WHAT TO WORK ON: Copy out, from the data below, each line in which the word "Besuchen" occurs.

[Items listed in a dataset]
◆ ◆ ◆ ◆ ◆ ◆ ◆

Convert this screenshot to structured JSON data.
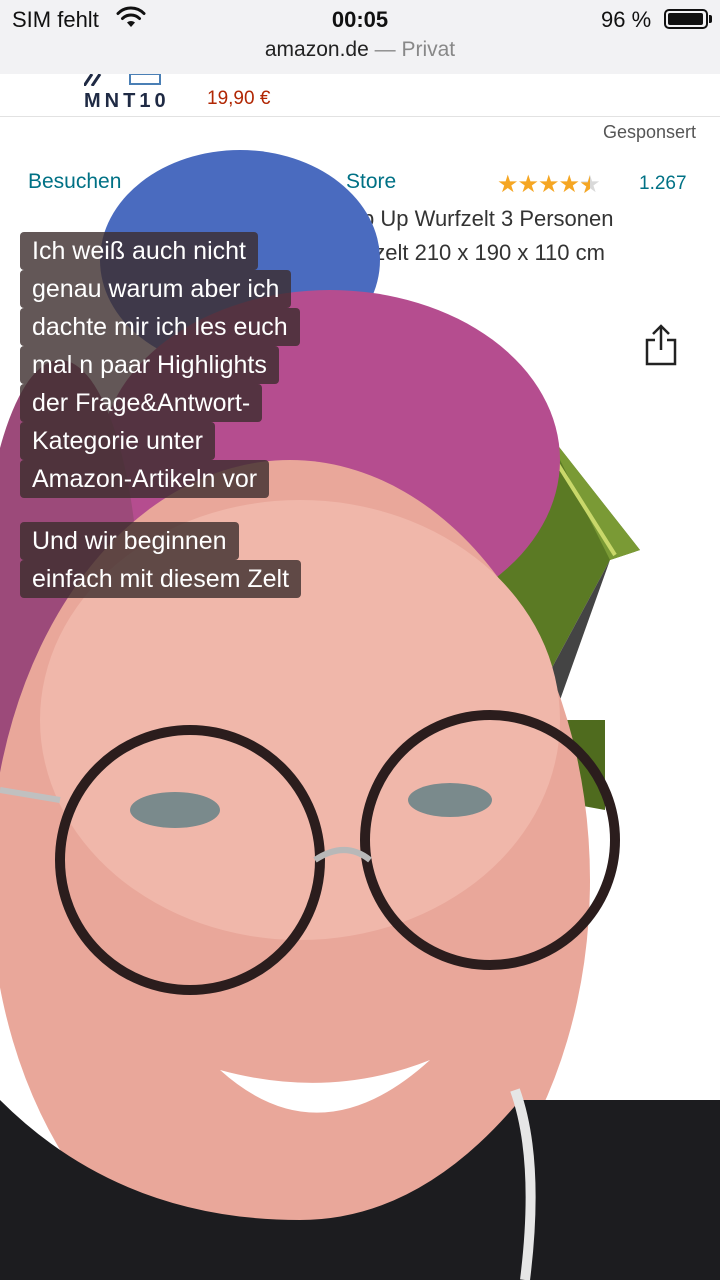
{
  "status_bar": {
    "carrier": "SIM fehlt",
    "time": "00:05",
    "battery": "96 %",
    "battery_level": 0.96
  },
  "browser": {
    "domain": "amazon.de",
    "separator": " — ",
    "mode": "Privat"
  },
  "top_ad": {
    "brand": "MNT10",
    "price": "19,90 €"
  },
  "product": {
    "sponsored": "Gesponsert",
    "store_link": "Besuchen Sie den ... Store",
    "store_visible_left": "Besuchen",
    "store_visible_right": "Store",
    "rating_stars": 4.5,
    "rating_count": "1.267",
    "title_line1": "p Up Wurfzelt 3 Personen",
    "title_line2": "nzelt 210 x 190 x 110 cm"
  },
  "captions": {
    "block1": [
      "Ich weiß auch nicht",
      "genau warum aber ich",
      "dachte mir ich les euch",
      "mal n paar Highlights",
      "der Frage&Antwort-",
      "Kategorie unter",
      "Amazon-Artikeln vor"
    ],
    "block2": [
      "Und wir beginnen",
      "einfach mit diesem Zelt"
    ]
  },
  "icons": {
    "wifi": "wifi-icon",
    "battery": "battery-icon",
    "share": "share-icon",
    "tent": "tent-image",
    "person": "person-video-overlay"
  }
}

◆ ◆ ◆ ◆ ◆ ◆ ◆

COMPLETED EXERCISE:
    "store_link": "Besuchen Sie den ... Store",
    "store_visible_left": "Besuchen",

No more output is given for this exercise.